The whole experience may seem curious to those watching for the first time: kids are lured into a separate room and the adults run to get gifts from the secret hiding places, set up the scene, turn on the tree lights and turn off other lights. Some then ring a small bell and the children are surprised to learn that they barely missed the winged baby who brought all the gifts.  

Christmas Day and St. Stephen’s Day (December 25th and 26th)

Though the evening before Christmas is the most important, Austrians continue to meet up during the next day and the 26th. 

Lunches and dinners are shared with loved ones and there is some more gift exchanging during those days. If they live in the mountains, they might go skiing on Christmas Day and later, as well.

READ ALSO: How to save money and still go skiing in Austria

Three wise men tree ornament

Epiphany is when the three wise men find Jesus in the stable. Photo by Robert Thiemann on Unsplash

Three Wise Kings Day (January 6th)

Finally, the Christmas tree and the decorations are left until January 6th. In Catholic belief, this is when the three wise kings came to visit baby Jesus with presents. 

Kaspar, Melchior and Balthazar might literally visit Austrian homes.
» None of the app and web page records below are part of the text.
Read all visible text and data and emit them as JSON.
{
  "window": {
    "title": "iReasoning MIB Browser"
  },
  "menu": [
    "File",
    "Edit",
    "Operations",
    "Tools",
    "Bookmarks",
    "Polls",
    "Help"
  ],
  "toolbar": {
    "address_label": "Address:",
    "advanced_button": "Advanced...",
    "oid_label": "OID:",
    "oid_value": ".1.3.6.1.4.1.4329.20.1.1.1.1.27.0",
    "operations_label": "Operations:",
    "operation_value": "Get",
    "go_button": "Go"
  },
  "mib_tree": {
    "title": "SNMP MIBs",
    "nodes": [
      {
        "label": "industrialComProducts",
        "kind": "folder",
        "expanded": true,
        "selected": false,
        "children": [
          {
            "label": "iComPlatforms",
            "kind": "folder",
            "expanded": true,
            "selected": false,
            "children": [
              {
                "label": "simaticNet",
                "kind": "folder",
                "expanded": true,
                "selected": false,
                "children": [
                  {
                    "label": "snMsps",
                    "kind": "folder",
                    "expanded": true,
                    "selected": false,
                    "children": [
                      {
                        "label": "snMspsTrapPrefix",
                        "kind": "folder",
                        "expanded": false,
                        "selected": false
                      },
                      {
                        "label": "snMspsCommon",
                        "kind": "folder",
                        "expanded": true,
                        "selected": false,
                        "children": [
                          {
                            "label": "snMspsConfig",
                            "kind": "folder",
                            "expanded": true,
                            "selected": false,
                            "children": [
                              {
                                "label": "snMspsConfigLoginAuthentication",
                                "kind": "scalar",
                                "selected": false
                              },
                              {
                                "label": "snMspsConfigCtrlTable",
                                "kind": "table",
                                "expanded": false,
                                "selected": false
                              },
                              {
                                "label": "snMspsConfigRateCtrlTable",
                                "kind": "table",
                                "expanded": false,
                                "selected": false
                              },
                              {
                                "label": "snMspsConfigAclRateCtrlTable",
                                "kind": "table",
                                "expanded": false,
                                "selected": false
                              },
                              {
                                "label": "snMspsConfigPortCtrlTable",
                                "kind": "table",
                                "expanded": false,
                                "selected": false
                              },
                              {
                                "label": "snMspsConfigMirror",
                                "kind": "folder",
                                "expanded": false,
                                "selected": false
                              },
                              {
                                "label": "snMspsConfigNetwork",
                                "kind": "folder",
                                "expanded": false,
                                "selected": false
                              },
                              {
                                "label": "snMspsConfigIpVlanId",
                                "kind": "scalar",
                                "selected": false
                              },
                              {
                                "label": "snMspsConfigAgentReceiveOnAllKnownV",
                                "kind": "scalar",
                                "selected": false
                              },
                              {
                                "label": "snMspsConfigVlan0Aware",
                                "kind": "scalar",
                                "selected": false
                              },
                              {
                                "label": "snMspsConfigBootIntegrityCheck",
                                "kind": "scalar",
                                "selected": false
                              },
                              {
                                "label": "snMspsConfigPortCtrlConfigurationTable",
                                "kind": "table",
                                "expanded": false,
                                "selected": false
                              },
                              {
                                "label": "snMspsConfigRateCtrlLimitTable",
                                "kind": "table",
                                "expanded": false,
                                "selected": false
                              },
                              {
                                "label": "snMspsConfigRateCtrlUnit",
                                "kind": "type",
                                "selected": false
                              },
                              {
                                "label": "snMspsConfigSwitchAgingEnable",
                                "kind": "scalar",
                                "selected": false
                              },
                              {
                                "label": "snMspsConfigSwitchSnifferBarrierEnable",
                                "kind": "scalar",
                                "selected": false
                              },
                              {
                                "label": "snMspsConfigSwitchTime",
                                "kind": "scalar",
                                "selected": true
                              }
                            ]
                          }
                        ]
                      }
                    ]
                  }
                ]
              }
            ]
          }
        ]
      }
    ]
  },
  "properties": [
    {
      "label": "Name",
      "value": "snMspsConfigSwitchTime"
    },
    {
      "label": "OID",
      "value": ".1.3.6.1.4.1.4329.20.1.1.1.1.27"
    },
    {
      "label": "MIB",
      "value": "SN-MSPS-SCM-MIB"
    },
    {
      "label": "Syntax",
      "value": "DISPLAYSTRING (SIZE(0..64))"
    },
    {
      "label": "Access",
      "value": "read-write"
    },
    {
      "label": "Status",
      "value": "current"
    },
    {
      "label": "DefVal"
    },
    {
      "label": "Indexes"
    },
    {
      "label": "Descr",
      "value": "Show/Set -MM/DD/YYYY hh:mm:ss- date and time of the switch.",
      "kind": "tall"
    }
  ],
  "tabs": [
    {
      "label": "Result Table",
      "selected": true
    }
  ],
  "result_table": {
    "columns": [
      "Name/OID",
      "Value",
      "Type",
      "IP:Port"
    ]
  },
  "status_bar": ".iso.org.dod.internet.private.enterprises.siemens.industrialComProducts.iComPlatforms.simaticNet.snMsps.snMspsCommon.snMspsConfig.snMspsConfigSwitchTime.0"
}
They then leave their mark: their initials and the year written in chalk above the house door, the K + M + B sign that is often seen by the doors of people in Austria.

January 6th is also Christmas eve for Orthodox believers and is celebrated by many people in Austria.

Austria is a small but very diverse country with countless traditions, especially during Christmas time. Did we miss your favourite one? Let us know by emailing us at [email protected] or leaving a comment.